Filed under: Sedan , Toyota , First Drives Patron-Saint Of Mid-Sizers Gets Massaged Toyota has manufactured and sold 15 million Camry models across 100 countries since it debuted way back in 1983. It’s a number that’s nearly unfathomable. If all of those polite four-doors were still roaming the earth, there’d be one for every man, woman and child in Virginia, Maryland and Washington D.C. combined, and you’d still have a almost a million vehicles left over. Even more eye-widening is Toyota’s claim that of the Camry models built and sold over the last 15 years, 90 percent are still happily enduring a daily commute on nearly every corner of the planet. By sheer volume and longevity, the Camry is nothing short of an engineering and manufacturing wonder. Almost by default, the Camry has grown to become the vehicle by which all other mid-sized creations must measure themselves, and over the past two years, Ford , Hyundai , Kia and Volkswagen have unveiled products designed specifically to lure buyers from the Toyota model’s swollen ranks. In response, Toyota City has turned out the seventh-generation Camry – a model that’s been altered with blink-and-you’ll-miss-it delicacy. But as millions of current Camry owners will tell you, that may not be a bad thing. CLICK HERE to read AutoblogGreen’s First Drive review of the 2012 Toyota Camry Hybrid.
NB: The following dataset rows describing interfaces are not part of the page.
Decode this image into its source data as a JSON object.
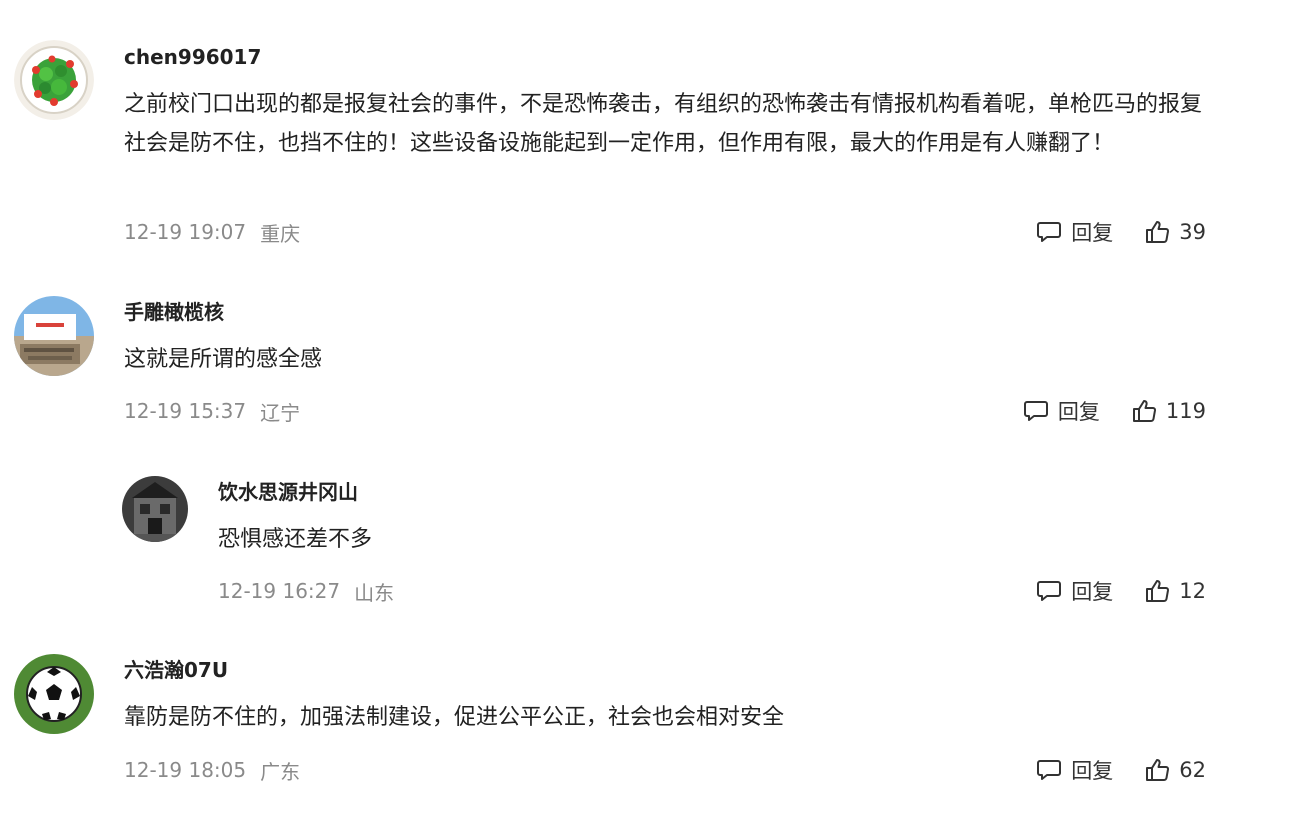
{
  "comments": [
    {
      "username": "chen996017",
      "content": "之前校门口出现的都是报复社会的事件，不是恐怖袭击，有组织的恐怖袭击有情报机构看着呢，单枪匹马的报复社会是防不住，也挡不住的！这些设备设施能起到一定作用，但作用有限，最大的作用是有人赚翻了！",
      "time": "12-19 19:07",
      "location": "重庆",
      "reply_label": "回复",
      "likes": "39",
      "avatar": "green-salad-avatar"
    },
    {
      "username": "手雕橄榄核",
      "content": "这就是所谓的感全感",
      "time": "12-19 15:37",
      "location": "辽宁",
      "reply_label": "回复",
      "likes": "119",
      "avatar": "building-photo-avatar"
    },
    {
      "username": "饮水思源井冈山",
      "content": "恐惧感还差不多",
      "time": "12-19 16:27",
      "location": "山东",
      "reply_label": "回复",
      "likes": "12",
      "avatar": "building-dark-avatar"
    },
    {
      "username": "六浩瀚07U",
      "content": "靠防是防不住的，加强法制建设，促进公平公正，社会也会相对安全",
      "time": "12-19 18:05",
      "location": "广东",
      "reply_label": "回复",
      "likes": "62",
      "avatar": "soccer-ball-avatar"
    }
  ],
  "colors": {
    "text": "#222222",
    "meta": "#8a8a8a",
    "background": "#ffffff"
  }
}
Filed under: Hybrid , Truck , Ford , Toyota Is the Prius V not big enough for you? Then you’ll probably be interested to learn that Ford and Toyota announced a partnership today to develop a new hybrid system for SUVs and light trucks. The “equal partners” deal should result in a gasoline-electric hybrid powertrain that will be ready “later this decade” – in other words, in time for the higher CAFE standards that the U.S. government just announced. The exact models that will use the new powertrain are, unsurprisingly, not being revealed. Instead, all we know is that Toyota and Ford will develop a rear-wheel-drive hybrid system that will improve the efficiency of trucks and SUVs while still allowing them to be driven in the way customers expect them to. The powertrain’s architecture will most likely not be the same as what is used in the dominant Hybrid Synergy Drive that Toyota has refined over the past 14 years in the Prius . The reason no one knows for sure? All that Ford and Toyota have as this moment is a Memorandum of Understanding. The next step will be a feasibility study to figure out what the exact implementation path will be, with the general outline being that the companies will work together on a powerplant that will be used independently in models that are specific to each company (i.e., this is not about sharing a platform or models, just a RWD hybrid powerplant).